The most commonly used metal housing is aluminum and it contains a ground, live, and neutral wire.

Generally speaking, you will find metal-clad wiring used for industrial applications.

Metal-clad is used for industrial work because of its natural ability to hold up against heavy loads. Not only that, the metal casing gives it a measure of protection when it comes to wire failure while also reducing the chance of fire.

Because of its safety measures and the materials that are used to make them, metal-clad cable wiring is much more expensive.

These are generally only found in commercial and industrial applications for just that reason.

Wire Gauging

Speaker wire, electrical wiring, and wires that have their use in jewelry crafting all find themselves subject to gauge requirements.

For instance, a proper wire gauge for a speaker will be determined by whether or not it’s in a wall and how long the wire runs.

Electrical wiring gauge will be the determining factor for how much current is able to run safely through those wires.

When it comes to jewelry makers, there are physical stress factors that come into play.

Thankfully, there are measuring tools that can help you determine the right gauge of wiring for any kind of project.

How to Determine Your Gauge

First, remove the insulation from your speaker wires and electrical wiring before you measure the diameters.

Make sure to clip the end of the wire using the wire cutters and use them to bite into the insulation. You’ll want to be about a half-inch from the end of the wiring with your cutter blades. Make sure to slice around the entire circumference of the insulation and then slip the insulation off of the end that you cut.

You can measure nonferrous wiring using a gauge measure that has specific measurements for those kinds of metal.

Nonferrous means that those metals do not have iron in them.
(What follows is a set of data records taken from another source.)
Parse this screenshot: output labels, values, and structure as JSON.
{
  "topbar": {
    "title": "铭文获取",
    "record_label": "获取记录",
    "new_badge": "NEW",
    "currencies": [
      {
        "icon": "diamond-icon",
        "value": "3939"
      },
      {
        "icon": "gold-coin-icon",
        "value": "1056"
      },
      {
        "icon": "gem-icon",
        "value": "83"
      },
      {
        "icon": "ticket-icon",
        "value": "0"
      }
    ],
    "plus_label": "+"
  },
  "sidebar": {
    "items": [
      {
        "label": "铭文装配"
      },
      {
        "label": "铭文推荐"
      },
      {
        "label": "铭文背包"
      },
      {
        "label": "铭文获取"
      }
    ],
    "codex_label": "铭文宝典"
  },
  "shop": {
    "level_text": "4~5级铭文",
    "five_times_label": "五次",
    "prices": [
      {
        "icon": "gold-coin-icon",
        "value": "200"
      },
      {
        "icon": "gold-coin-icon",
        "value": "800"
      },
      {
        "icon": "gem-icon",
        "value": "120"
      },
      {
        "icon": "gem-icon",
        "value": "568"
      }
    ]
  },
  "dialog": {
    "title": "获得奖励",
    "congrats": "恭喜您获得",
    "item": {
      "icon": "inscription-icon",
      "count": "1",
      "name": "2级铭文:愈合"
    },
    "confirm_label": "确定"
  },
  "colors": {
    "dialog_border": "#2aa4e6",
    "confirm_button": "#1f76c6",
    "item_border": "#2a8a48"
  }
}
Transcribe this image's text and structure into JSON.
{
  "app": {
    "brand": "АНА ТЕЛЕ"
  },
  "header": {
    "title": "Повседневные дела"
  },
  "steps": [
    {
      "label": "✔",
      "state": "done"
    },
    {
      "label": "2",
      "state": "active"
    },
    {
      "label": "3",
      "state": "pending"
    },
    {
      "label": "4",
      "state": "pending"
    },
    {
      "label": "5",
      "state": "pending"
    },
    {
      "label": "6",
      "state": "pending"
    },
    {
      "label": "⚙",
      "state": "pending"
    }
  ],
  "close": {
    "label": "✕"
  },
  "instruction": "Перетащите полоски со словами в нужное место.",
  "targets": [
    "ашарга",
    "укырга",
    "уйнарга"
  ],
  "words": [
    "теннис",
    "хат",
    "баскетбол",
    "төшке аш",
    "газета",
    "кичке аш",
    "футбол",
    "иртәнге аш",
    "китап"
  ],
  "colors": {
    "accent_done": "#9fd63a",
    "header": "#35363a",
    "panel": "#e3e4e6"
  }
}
Make sure that you push the wire in at those circular slots that look to be close to the diameter.

Make sure that you use the denoted gauge so that there are no gaps and that the wire fits as snugly as it can.

Keep in mind that the gauges for nonferrous metals will have a different gauge scale than one of your ferrous metals.

Measure the wires that contain iron. You can do this using the Standard Wire Gauge (SWG).

Make sure that you slip the bare wires all the way into the rounded holes and use the gauge that shows up beside the hole to get the best possible fit. Remember, you don’t want to leave a gap in your wiring.

When you’ve determined your proper measurement, measure the diameter of your wires with calipers. Use the calipers by closing the jaws on both sides of the wire and checking your measurement for verification.

You may have to use a conversion chart; these can be found relatively easily from various sources on the internet.

Final Thoughts

There is quite a bit more that goes into wiring than simply running it through a space or cutting it with whatever you can find. Certain tools simply will not work in delivering a clean, accurate cut, and you could end up compromising the integrity of the wiring instead.

Find sharp, accurate tools if you don’t have access to wire cutters.

But at the end of the day, picking up wire cutters makes for an effective tool to have in your toolbox. You’ll be thankful that you have it whenever you need to perform a quick snip.